University of Leicester planetary scientists have found new evidence suggesting auroras – similar to Earth's Aurora Borealis - occur on bodies outside our solar system.
Auroras occur on several planets within our solar system, and the brightest - on Jupiter – are 100 times brighter than those on Earth. However, no auroras have yet been observed beyond Neptune.
A new study led by University of Leicester lecturer Dr Jonathan Nichols has shown that processes strikingly similar to those which power Jupiter's auroras could be responsible for radio emissions detected from a number of objects outside our solar system.
In addition, the radio emissions are powerful enough to be detectable across interstellar distances – meaning that auroras could provide an effective way of observing new objects outside our solar system.
Auroras occur when charged particles in an object's magnetosphere collide with atoms in its upper atmosphere, causing them to glow. However, before hitting the atmosphere, these particles also emit radio waves into space.
The study, Origin of Electron Cyclotron Maser Induced Radio Emissions at Ultracool Dwarfs: Magnetosphere-Ionosphere Coupling Currents, which recently appeared in the Astrophysical Journal, shows that this phenomenon is not limited to our solar system.
It shows that the radio emissions from a number of ultracool dwarfs may be caused in a very similar, but significantly more powerful, way to Jupiter's auroras.
Dr Nichols, a Lecturer and Research Fellow in the University of Leicester's Department of Physics and Astronomy, said: "We have recently shown that beefed-up versions of the auroral processes on Jupiter are able to account for the radio emissions observed from certain "ultracool dwarfs" - bodies which comprise the very lowest mass stars - and "brown dwarfs" - 'failed stars' which lie in between planets and stars in terms of mass.
"These results strongly suggest that auroras do occur on bodies outside our solar system, and the auroral radio emissions are powerful enough - one hundred thousand times brighter than Jupiter's - to be detectable across interstellar distances."
The paper, which also involved researchers at the Center for Space Physics, Boston University, USA, could have major implications for the detection of planets and objects outside our solar system which could not be discovered with other methods.
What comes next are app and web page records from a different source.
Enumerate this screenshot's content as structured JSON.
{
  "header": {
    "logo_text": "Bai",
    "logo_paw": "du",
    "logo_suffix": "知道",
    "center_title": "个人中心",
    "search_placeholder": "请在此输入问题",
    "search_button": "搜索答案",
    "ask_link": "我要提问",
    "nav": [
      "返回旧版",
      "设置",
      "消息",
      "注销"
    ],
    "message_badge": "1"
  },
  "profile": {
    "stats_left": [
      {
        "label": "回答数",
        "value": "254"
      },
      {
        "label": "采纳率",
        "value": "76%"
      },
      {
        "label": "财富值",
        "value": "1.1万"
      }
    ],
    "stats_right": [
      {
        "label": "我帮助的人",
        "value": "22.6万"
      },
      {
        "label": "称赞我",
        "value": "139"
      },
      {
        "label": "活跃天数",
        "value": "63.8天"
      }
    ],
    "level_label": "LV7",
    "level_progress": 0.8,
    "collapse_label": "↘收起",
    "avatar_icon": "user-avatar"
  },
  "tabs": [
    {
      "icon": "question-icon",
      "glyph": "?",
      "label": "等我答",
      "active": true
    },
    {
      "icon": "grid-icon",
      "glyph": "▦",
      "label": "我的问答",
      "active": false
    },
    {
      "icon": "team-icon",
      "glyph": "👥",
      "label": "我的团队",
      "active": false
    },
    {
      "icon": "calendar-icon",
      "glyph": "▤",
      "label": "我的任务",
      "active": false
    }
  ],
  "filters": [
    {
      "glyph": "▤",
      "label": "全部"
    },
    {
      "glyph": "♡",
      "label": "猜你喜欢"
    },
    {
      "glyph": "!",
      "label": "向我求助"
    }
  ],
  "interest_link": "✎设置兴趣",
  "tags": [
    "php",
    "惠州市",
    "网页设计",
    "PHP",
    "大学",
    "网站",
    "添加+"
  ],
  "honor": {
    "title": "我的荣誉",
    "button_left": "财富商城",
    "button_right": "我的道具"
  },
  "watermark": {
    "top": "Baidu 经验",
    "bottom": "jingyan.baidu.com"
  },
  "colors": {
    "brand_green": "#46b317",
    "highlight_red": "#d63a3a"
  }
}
What's more, the radio emission could provide us with key information about the length of the planet's day, the strength of its magnetic field, how the planet interacts with its parent star and even whether it has any moons.
Dr Nichols added: "I am part of a group who have recently been awarded time on the Low Frequency Array (LOFAR) - centred in the Netherlands but with stations across a number of countries in northern Europe including the UK - to try to observe auroras on exoplanets, so hopefully there will be some interesting results soon."
The full paper can be found at: http://iopscience.iop.org/0004-637X/760/1/59
University of Leicester: http://www.leicester.ac.uk
This press release was posted to serve as a topic for discussion. Please comment below. We try our best to only post press releases that are associated with peer reviewed scientific literature. Critical discussions of the research are appreciated. If you need help finding a link to the original article, please contact us on twitter or via e-mail.
India’s Mars Orbiter Mission (MOM), which began orbiting the Red Planet on Sept. 23, has already sent back a stunning new portrait of Mars. The image taken Sept. 28 shows the beginnings of a dust storm on the surface of the planet and was taken by the Mars Color Camera aboard the spacecraft. The Mars…
Rectangular rift valleys below Oceanus Procellarum challenge giant impact theory
Something strange is happening on the cloud-shrouded world known as Titan—and a NASA orbiter is trying to figure it out
Timelapse video filmed by an astronaut shows the view from the International Space Station as it circles the Earth completely over 90 minutes. Each orbit the station moves around 1,367 miles to the west in relation to 90 minutes before. During this period, astronaut Alexander Gerst passes from daytime to nighttime and back again, capturing spectacular images of the northern lights
India's space agency releases its first pictures of Mars as its satellite begins work a day after entering orbit around the Red Planet.
The smallest exoplanet yet to have its atmosphere probed is full of water and heavy elements, hinting it formed far from its star
One giant leap for mankind, again
SAN ANTONIO (Reuters) - Privately owned SpaceX started construction in south Texas on Monday for what the company said will be the first private commercial orbital launch facility in the world.
SpaceX Dragon arrives at space station with 1st 3-D printer for astronauts, other supplies
India's Mars Orbiter Mission is set to reach Mars on Wednesday, just days after a U.S. NASA probe began its orbit around the Red Planet. The difference? India did it on a much tighter budget.